WORK TO COMPLETE
Please retype every entry below, keeping it exactly the same.

THE RECORDS
• • • •
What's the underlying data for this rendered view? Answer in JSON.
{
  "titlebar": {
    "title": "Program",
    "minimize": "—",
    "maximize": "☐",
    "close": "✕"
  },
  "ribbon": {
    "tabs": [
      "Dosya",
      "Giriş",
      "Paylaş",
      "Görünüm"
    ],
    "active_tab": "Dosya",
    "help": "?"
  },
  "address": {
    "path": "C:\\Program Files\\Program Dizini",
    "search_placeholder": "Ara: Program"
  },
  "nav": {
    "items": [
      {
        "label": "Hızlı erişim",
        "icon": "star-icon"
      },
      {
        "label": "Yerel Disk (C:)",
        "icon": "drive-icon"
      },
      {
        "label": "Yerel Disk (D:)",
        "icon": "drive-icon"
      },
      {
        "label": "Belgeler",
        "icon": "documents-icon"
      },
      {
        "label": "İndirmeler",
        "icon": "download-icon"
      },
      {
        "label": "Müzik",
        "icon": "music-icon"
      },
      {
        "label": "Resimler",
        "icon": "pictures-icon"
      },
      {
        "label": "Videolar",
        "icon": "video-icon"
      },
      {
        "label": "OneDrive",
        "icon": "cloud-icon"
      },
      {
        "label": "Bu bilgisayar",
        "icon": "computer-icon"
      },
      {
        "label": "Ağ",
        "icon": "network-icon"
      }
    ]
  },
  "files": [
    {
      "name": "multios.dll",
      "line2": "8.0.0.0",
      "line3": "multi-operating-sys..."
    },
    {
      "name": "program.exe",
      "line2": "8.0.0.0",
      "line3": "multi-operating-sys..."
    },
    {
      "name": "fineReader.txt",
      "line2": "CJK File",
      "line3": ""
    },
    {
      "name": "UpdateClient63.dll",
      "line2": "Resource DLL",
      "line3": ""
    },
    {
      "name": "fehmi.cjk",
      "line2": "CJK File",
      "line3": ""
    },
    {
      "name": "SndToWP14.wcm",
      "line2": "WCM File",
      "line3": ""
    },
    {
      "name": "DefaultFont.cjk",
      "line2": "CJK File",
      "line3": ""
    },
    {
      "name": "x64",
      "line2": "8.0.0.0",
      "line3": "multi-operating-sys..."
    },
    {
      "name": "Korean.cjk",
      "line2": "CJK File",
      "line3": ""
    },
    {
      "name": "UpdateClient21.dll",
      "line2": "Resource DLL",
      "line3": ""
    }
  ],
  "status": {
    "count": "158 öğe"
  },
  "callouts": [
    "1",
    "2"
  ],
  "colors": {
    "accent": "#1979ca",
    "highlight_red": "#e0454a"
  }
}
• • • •
SOLUTION FOR THIS TASK
What's the underlying data for this rendered view? Answer in JSON.
{
  "titlebar": {
    "title": "Program",
    "minimize": "—",
    "maximize": "☐",
    "close": "✕"
  },
  "ribbon": {
    "tabs": [
      "Dosya",
      "Giriş",
      "Paylaş",
      "Görünüm"
    ],
    "active_tab": "Dosya",
    "help": "?"
  },
  "address": {
    "path": "C:\\Program Files\\Program Dizini",
    "search_placeholder": "Ara: Program"
  },
  "nav": {
    "items": [
      {
        "label": "Hızlı erişim",
        "icon": "star-icon"
      },
      {
        "label": "Yerel Disk (C:)",
        "icon": "drive-icon"
      },
      {
        "label": "Yerel Disk (D:)",
        "icon": "drive-icon"
      },
      {
        "label": "Belgeler",
        "icon": "documents-icon"
      },
      {
        "label": "İndirmeler",
        "icon": "download-icon"
      },
      {
        "label": "Müzik",
        "icon": "music-icon"
      },
      {
        "label": "Resimler",
        "icon": "pictures-icon"
      },
      {
        "label": "Videolar",
        "icon": "video-icon"
      },
      {
        "label": "OneDrive",
        "icon": "cloud-icon"
      },
      {
        "label": "Bu bilgisayar",
        "icon": "computer-icon"
      },
      {
        "label": "Ağ",
        "icon": "network-icon"
      }
    ]
  },
  "files": [
    {
      "name": "multios.dll",
      "line2": "8.0.0.0",
      "line3": "multi-operating-sys..."
    },
    {
      "name": "program.exe",
      "line2": "8.0.0.0",
      "line3": "multi-operating-sys..."
    },
    {
      "name": "fineReader.txt",
      "line2": "CJK File",
      "line3": ""
    },
    {
      "name": "UpdateClient63.dll",
      "line2": "Resource DLL",
      "line3": ""
    },
    {
      "name": "fehmi.cjk",
      "line2": "CJK File",
      "line3": ""
    },
    {
      "name": "SndToWP14.wcm",
      "line2": "WCM File",
      "line3": ""
    },
    {
      "name": "DefaultFont.cjk",
      "line2": "CJK File",
      "line3": ""
    },
    {
      "name": "x64",
      "line2": "8.0.0.0",
      "line3": "multi-operating-sys..."
    },
    {
      "name": "Korean.cjk",
      "line2": "CJK File",
      "line3": ""
    },
    {
      "name": "UpdateClient21.dll",
      "line2": "Resource DLL",
      "line3": ""
    }
  ],
  "status": {
    "count": "158 öğe"
  },
  "callouts": [
    "1",
    "2"
  ],
  "colors": {
    "accent": "#1979ca",
    "highlight_red": "#e0454a"
  }
}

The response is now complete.